There is a little trick to growing climbing roses the "right" way. By that I mean like the 'Royal Sunset' rose in the top picture with blooms all up and down the trellis holding it up. In the bottom picture you can see both the yellow 'Graham Thomas' rose and the light pinkish-white 'Sally Holmes' rose growing with their blooms so high you would need a ladder to get a good look at a flower (there is also a passion flower vine trying to choke out poor 'Sally'). Both these pictures are from my SJC backyard and the difference is the way the roses are trained. In order to get blooms from top to bottom, climbing rose canes need to be trained in a horizontal pattern back and forth up the trellis while the stems are still young and pliable. If allowed to grow the way they want to, which is straight up to the sky, your blooms will be sparse and at the very top of the trellis or arch like in the second picture. The 'Royal Sunset' rose is right outside my door and I was diligent in training them (there are actually two roses, one on either side of the window).  The others I was a bit distracted and they grew too fast for me and this is what I'm stuck with. The solution? I'm going to cut back the roses on the arch and start them over with daily inspections and lots of twine!

Wednesday, May 1, 2013

The Big Dig

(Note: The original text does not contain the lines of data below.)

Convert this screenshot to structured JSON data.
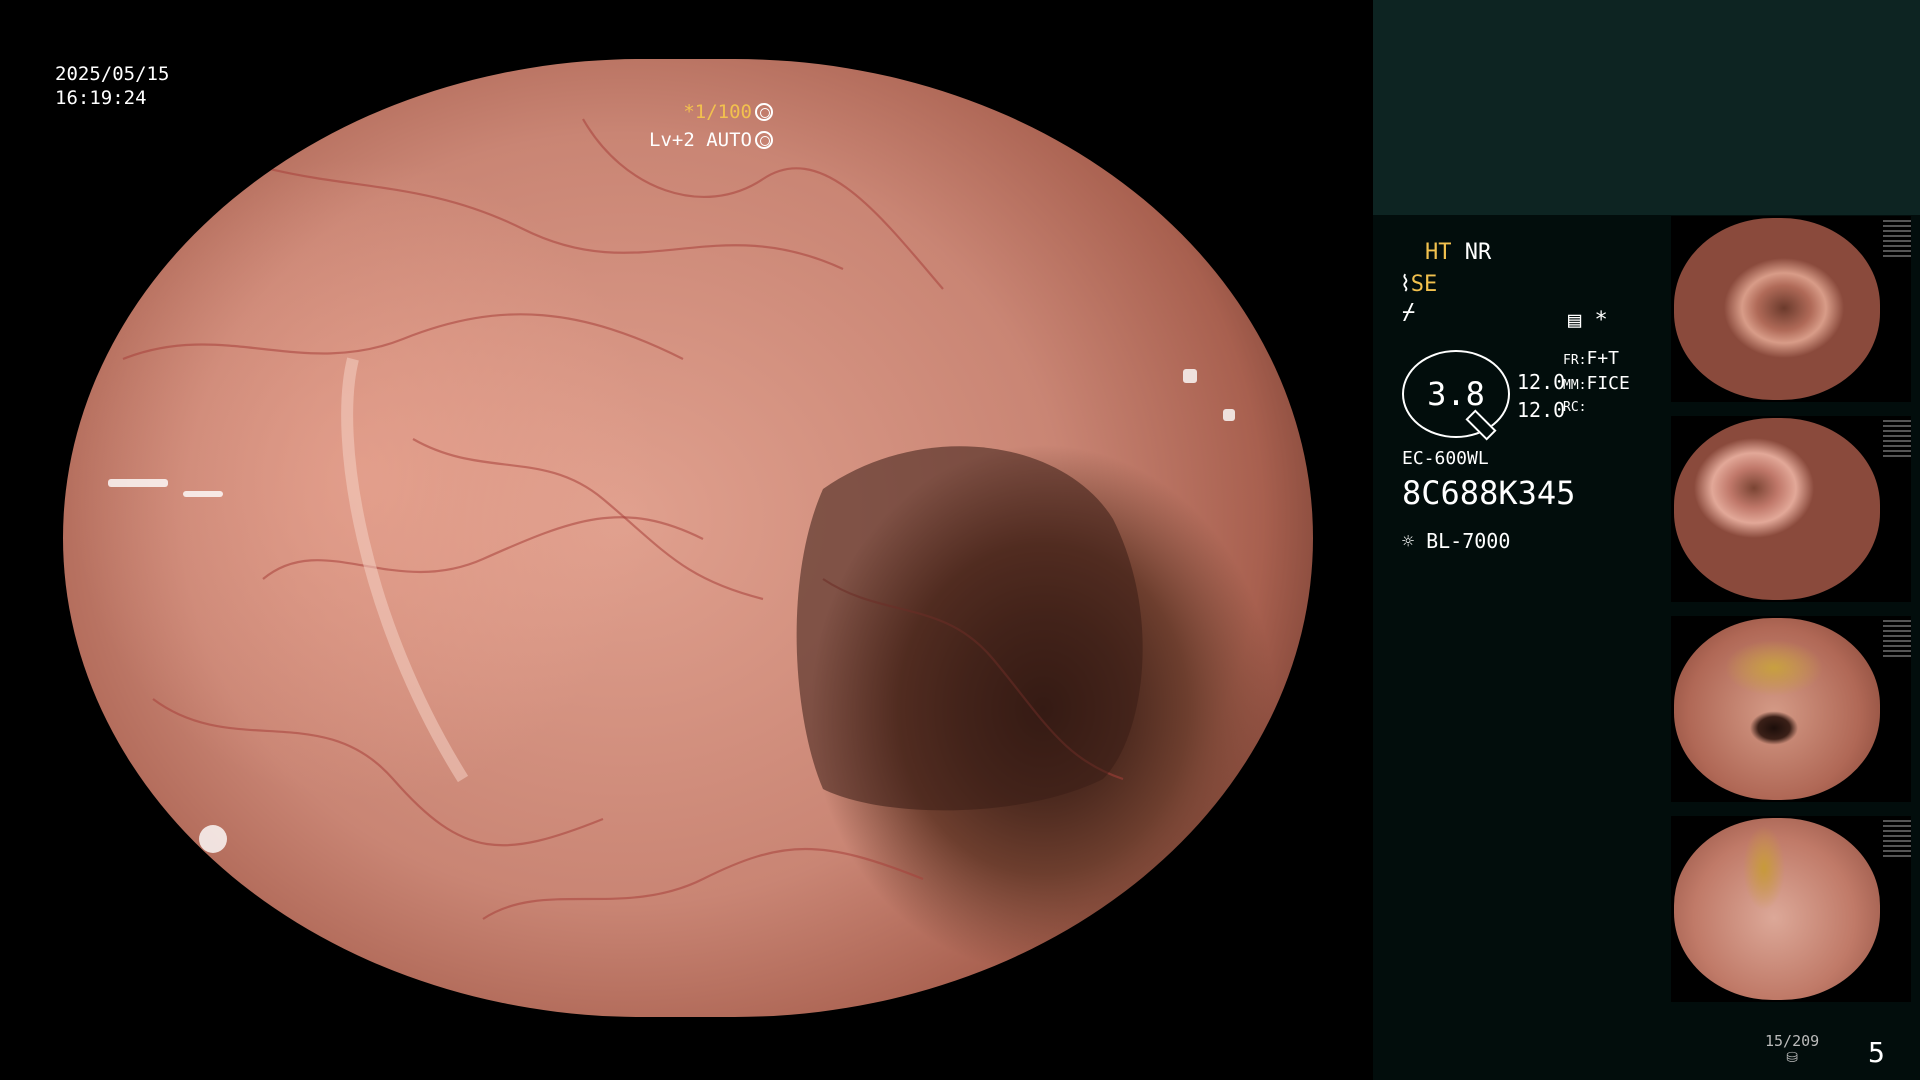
{
  "overlay": {
    "date": "2025/05/15",
    "time": "16:19:24",
    "shutter": "*1/100",
    "level": "Lv+2 AUTO"
  },
  "sidebar": {
    "ht": "HT",
    "nr": "NR",
    "se": "SE",
    "pressure_value": "3.8",
    "setting_a": "12.0",
    "setting_b": "12.0",
    "fr_label": "FR:",
    "fr_value": "F+T",
    "mm_label": "MM:",
    "mm_value": "FICE",
    "rc_label": "RC:",
    "scope_model": "EC-600WL",
    "serial": "8C688K345",
    "light_source": "BL-7000",
    "asterisk": "*"
  },
  "footer": {
    "counter": "15/209",
    "page": "5"
  },
  "colors": {
    "accent_yellow": "#f2c14e",
    "panel_teal": "#0d2422",
    "sidebar_bg": "#020d0c"
  },
  "icons": [
    "shutter-icon",
    "auto-iris-icon",
    "enhance-icon",
    "monitor-icon",
    "light-source-icon",
    "storage-icon"
  ]
}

The big project in SJC continues as we replace the very old and very large oleander hedge that is dying from scorch, a disease killing all the oleander in Orange County. The hedge was thick and lush when we moved in five years ago and you couldn't even see the chain link fence or the neighbors' yards. As we watched the oleanders around our neighbor's yards diminish we knew it was only a matter of time before ours would start dying and we were right. Now we are removing the dead, dying, and soon-to-be-dying shrubs and replacing them with podocarpus and privet in 15 gallon tubs. We did a long stretch last fall, hoping this area would hang in there for another year or so, but no such luck. It is a very difficult project due to the old roots being very deep and wide. I have hired extra help this week and probably next, since this is such a difficult job. One of the issues with all this is that now our dogs have a full view of the neighbors' yards and everything going on there is of utmost interest to them. We have even discovered a gate between our properties! One neighbor has horses and the other has a lovely little garden and orchard. I have to admire their pumpkins!